- **Exercise brief**: Your answer must be an exact copy of the data below, minus any pictures.

- **Supplied data**:
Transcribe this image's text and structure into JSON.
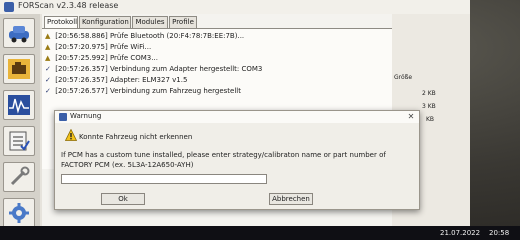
{
  "window": {
    "title": "FORScan v2.3.48 release"
  },
  "tabs": [
    "Protokoll",
    "Konfiguration",
    "Modules",
    "Profile"
  ],
  "log": [
    {
      "icon": "warning",
      "text": "[20:56:58.886] Prüfe Bluetooth (20:F4:78:7B:EE:7B)..."
    },
    {
      "icon": "warning",
      "text": "[20:57:20.975] Prüfe WiFi..."
    },
    {
      "icon": "warning",
      "text": "[20:57:25.992] Prüfe COM3..."
    },
    {
      "icon": "check",
      "text": "[20:57:26.357] Verbindung zum Adapter hergestellt: COM3"
    },
    {
      "icon": "check",
      "text": "[20:57:26.357] Adapter:  ELM327 v1.5"
    },
    {
      "icon": "check",
      "text": "[20:57:26.577] Verbindung zum Fahrzeug hergestellt"
    }
  ],
  "right_panel": {
    "size_header": "Größe",
    "sizes": [
      "2 KB",
      "3 KB",
      "KB"
    ]
  },
  "dialog": {
    "title": "Warnung",
    "heading": "Konnte Fahrzeug nicht erkennen",
    "message_line1": "If PCM has a custom tune installed, please enter strategy/calibraton name or part number of",
    "message_line2": "FACTORY PCM (ex. 5L3A-12A650-AYH)",
    "input_value": "",
    "ok_label": "Ok",
    "cancel_label": "Abbrechen",
    "close_glyph": "✕"
  },
  "taskbar": {
    "date": "21.07.2022",
    "time": "20:58"
  },
  "icons": {
    "warning": "warning-icon",
    "check": "check-icon"
  },
  "colors": {
    "window_bg": "#e6e3dc",
    "log_bg": "#fcfbf8",
    "taskbar_bg": "#0f0f14"
  }
}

- **Your solution**:
Transcribe this image's text and structure into JSON.
{
  "window": {
    "title": "FORScan v2.3.48 release"
  },
  "tabs": [
    "Protokoll",
    "Konfiguration",
    "Modules",
    "Profile"
  ],
  "log": [
    {
      "icon": "warning",
      "text": "[20:56:58.886] Prüfe Bluetooth (20:F4:78:7B:EE:7B)..."
    },
    {
      "icon": "warning",
      "text": "[20:57:20.975] Prüfe WiFi..."
    },
    {
      "icon": "warning",
      "text": "[20:57:25.992] Prüfe COM3..."
    },
    {
      "icon": "check",
      "text": "[20:57:26.357] Verbindung zum Adapter hergestellt: COM3"
    },
    {
      "icon": "check",
      "text": "[20:57:26.357] Adapter:  ELM327 v1.5"
    },
    {
      "icon": "check",
      "text": "[20:57:26.577] Verbindung zum Fahrzeug hergestellt"
    }
  ],
  "right_panel": {
    "size_header": "Größe",
    "sizes": [
      "2 KB",
      "3 KB",
      "KB"
    ]
  },
  "dialog": {
    "title": "Warnung",
    "heading": "Konnte Fahrzeug nicht erkennen",
    "message_line1": "If PCM has a custom tune installed, please enter strategy/calibraton name or part number of",
    "message_line2": "FACTORY PCM (ex. 5L3A-12A650-AYH)",
    "input_value": "",
    "ok_label": "Ok",
    "cancel_label": "Abbrechen",
    "close_glyph": "✕"
  },
  "taskbar": {
    "date": "21.07.2022",
    "time": "20:58"
  },
  "icons": {
    "warning": "warning-icon",
    "check": "check-icon"
  },
  "colors": {
    "window_bg": "#e6e3dc",
    "log_bg": "#fcfbf8",
    "taskbar_bg": "#0f0f14"
  }
}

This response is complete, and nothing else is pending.